Cyprus holds much in the way of beauty and charm. The location also has a fascinating history filled with mythology and legends. Visitors enjoying a road trip around the area soon discover that there are numerous locations and sites of significance.
The pebbled beaches along the road connecting Paphos to Limassol are stunning. Crystal clear water surrounds a number of outlying unusual rock formations. Mythology revolves around one rock in particular, known to locals as Aphrodite’s Rock. Here, the sea foam created the goddess, who was then floated to shore on a shell. Legend has it that swimming around the structure bestows the visitor with beauty.
Ayia Napa Beaches
The series of 14 beautiful beaches lie along the eastern coast of Cyprus and have been continually awarded blue flags. Nissi Beach remains the most popular with the younger crowd, while Pantahou Beach, the longest of all, tends to attract families. Most offer an array of amenities that include changing rooms, showers, sunbeds and umbrellas, along with on-duty lifeguards and first-aid stations.
Originally constructed in the 13th century, the imposing tower-like fortress served as the command center for the Knights Templar. Standing 21 meters in height, the walls are 2.5 meters thick. One of the interesting features of the interior is the fresco of Christ. In later years, the castle became a storage house for sugar and other crops. A medieval sugar mill remains on the property. The castle is open to visitors to tour the interior and climb the stone, spiral staircase, which accesses the second floor and battlements. The top of the castle offers amazing views over the area.
Larnaca Salt Lake
The lake is actually four interconnected bodies of water that lie to the west of Larnaca. Considered a protected habitat, the lakes are surrounded by vegetation covered, undulating terrain. An estimated 80,000 species of birds arrive here to feed, including large flocks of pink flamingos. Legend has it that St. Lazarus cursed the once freshwater lakes after a local woman refused to give him food and water.
Paphos Archeological Park

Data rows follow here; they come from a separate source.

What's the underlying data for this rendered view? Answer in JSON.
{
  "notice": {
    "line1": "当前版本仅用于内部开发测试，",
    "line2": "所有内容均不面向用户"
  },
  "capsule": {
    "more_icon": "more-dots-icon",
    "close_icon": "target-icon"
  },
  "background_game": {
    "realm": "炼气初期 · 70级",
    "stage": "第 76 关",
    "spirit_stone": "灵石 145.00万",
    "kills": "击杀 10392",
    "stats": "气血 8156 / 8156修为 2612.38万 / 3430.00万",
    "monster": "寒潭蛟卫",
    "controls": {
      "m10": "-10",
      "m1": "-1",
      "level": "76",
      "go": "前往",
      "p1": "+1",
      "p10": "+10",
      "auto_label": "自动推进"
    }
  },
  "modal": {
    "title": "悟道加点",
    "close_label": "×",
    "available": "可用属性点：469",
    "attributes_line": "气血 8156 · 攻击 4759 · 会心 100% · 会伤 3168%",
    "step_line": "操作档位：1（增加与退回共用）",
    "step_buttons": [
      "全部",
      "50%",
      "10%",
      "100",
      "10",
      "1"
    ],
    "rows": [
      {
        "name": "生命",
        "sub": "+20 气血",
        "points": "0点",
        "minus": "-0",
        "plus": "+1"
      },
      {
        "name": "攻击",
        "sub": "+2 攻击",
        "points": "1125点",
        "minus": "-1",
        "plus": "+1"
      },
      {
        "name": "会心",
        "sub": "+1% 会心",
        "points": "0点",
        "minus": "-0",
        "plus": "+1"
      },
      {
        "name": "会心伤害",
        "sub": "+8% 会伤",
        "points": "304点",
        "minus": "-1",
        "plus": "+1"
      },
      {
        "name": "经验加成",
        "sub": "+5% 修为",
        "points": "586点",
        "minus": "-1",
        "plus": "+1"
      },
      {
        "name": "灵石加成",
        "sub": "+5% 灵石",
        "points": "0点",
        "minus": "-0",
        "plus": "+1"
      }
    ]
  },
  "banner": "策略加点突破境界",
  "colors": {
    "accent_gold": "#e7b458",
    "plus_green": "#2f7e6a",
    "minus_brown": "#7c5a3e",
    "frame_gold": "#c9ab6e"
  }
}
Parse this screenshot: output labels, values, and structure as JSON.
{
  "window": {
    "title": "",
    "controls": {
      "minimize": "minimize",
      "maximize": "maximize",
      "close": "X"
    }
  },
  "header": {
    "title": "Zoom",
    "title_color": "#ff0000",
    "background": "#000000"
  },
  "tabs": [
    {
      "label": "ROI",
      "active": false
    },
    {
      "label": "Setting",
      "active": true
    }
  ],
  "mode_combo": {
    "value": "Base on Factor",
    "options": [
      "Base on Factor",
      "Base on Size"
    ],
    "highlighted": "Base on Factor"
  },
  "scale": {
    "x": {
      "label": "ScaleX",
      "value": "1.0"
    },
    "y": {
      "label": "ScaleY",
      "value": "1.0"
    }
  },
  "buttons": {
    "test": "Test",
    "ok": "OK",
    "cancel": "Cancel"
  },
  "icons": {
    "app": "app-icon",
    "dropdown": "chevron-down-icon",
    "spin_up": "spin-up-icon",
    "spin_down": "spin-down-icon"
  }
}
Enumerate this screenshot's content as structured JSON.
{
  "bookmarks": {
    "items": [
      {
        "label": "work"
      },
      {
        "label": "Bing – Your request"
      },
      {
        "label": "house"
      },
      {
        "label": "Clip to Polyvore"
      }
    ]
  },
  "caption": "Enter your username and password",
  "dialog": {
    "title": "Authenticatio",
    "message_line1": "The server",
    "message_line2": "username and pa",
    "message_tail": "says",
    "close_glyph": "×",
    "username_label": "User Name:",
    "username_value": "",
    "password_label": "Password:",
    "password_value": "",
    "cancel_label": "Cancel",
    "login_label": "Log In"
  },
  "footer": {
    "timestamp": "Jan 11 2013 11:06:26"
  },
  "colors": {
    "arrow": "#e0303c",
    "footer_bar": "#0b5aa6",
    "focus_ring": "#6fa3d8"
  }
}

The park contains the ruins of monuments, villas and other structures dating from prehistoric times into the Middle Ages. Many of the areas on display originated during Roman occupation. Some the monuments found here include the Asklipieion, the Agora, a Christian basilica and the Tombs of the Kings. Of particular interest are the intricately designed mosaics that create the floors of Roman villas. Highly detailed, the images illustrate everything from complex geometric patterns to well-defined scenes, animals, plants and mythological gods.